Ghosts and goblins aren’t the spookiest thing pets encounter during the Halloween season. The hallmarks of the holiday can scare up a bone-load of trouble for furry friends. Petplan pet insurance warns that candy, costumes and creepy décor can all leave a dog or cat feeling ruff – and have a ghastly effect on a pet parent’s budget. Petplan’s Staff Veterinarian Dr. Jennifer Maniet reveals the top three hazards pet parents should beware (and their terrifying costs to treat!):
- Dangerous Delicacies (food poisoning): Most pet parents know that the theobromine in chocolate poses a threat, but some don’t realize that the candy can affect pets in different ways. The type of chocolate, how much a pet eats and their weight are all factors in how severely toxic chocolate can be. Here’s how pet parents can calculate their pet’s risk:
-Multiply the ounces ingested by the milligrams of theobromine per ounce
-Divide that number by the weight of the dog

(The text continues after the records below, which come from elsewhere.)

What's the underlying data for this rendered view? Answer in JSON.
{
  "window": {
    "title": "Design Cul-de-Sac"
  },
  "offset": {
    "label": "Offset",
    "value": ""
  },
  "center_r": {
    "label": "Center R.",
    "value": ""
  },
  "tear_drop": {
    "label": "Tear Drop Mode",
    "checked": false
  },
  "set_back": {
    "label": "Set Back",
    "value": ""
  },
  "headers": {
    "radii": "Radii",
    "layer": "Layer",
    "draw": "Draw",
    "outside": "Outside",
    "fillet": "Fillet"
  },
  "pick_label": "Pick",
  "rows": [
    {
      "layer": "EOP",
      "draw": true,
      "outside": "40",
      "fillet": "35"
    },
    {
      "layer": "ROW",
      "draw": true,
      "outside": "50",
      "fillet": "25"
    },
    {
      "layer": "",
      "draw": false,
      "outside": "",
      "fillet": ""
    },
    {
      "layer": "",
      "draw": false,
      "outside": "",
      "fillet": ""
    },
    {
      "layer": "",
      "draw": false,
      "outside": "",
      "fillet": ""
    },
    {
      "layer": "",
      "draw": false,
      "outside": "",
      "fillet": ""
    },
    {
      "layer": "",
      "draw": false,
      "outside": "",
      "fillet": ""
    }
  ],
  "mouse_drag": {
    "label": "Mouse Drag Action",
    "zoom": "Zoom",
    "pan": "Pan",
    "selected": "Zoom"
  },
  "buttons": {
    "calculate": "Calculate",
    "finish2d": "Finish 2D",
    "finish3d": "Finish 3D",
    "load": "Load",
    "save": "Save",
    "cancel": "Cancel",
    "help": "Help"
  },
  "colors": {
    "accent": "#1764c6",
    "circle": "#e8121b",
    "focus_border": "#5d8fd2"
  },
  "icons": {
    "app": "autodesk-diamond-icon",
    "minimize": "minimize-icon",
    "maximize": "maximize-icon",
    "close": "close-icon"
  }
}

-The closer the resulting number is to 20, the worse the toxic effects will haunt him.
“Even if a pet is not in the danger zone, the sugar and dairy will likely have GI effects, like vomiting, diarrhea, hyperactivity or lethargy,” says Dr. Maniet. “These issues can be serious all on their own, so it’s best to visit the vet when a furry friend gets into mischief.” Food poisoning costs pet parents an average of $830 per visit.
- Bedazzled Apparel (foreign body ingestions): When dressing best friends, Dr. Maniet says to be sure they can see clearly, move freely and that the costume is free of frills that can be chewed off and swallowed. She also warns that elaborate costumes in warm climates can cause a pet to overheat or become dehydrated.
“And remember: if a dog feels too constricted in his costume, ditch the threads and take him trick or treating in his one-of-a-kind, no-assembly-required dog suit,” Dr. Maniet says. Foreign body ingestions are consistently in the top 10 claims submitted to Petplan each year and cost an average of $1,872 to treat.
- Decorating Disasters (anxiety): Cobwebs, skeletons and scary noises make a spooky ambiance, but Petplan says to remember that what people find fun can be stressful to pets. “Avoid using decorations that move or make noise, and think twice before putting up human-like figures that can intimidate pets,” says Dr. Maniet. “The hustle and bustle of doorbells ringing and strangers approaching can be frightening enough for some furry friends – adding to the anxiety with alarming adornments will only make their fear worse.”
Anxiety related issues cost an average of $394 to treat, while ailments stemming from an anxious moment can result in fractures ($1,175), bite wounds from other pets ($947) and lacerations/cuts ($641) among others.
“Every year our veterinarians speak out about the dangers of chocolate, candy wrappers, costumes and the like – and for good reason,” says Natasha Ashton, co-founder and co-CEO of Petplan. “With average costs to treat some of these conditions well over a thousand dollars, a simple mishap can be costlier than you’d ever imagine! Don’t forget to consider furry friends when planning Halloween fun.”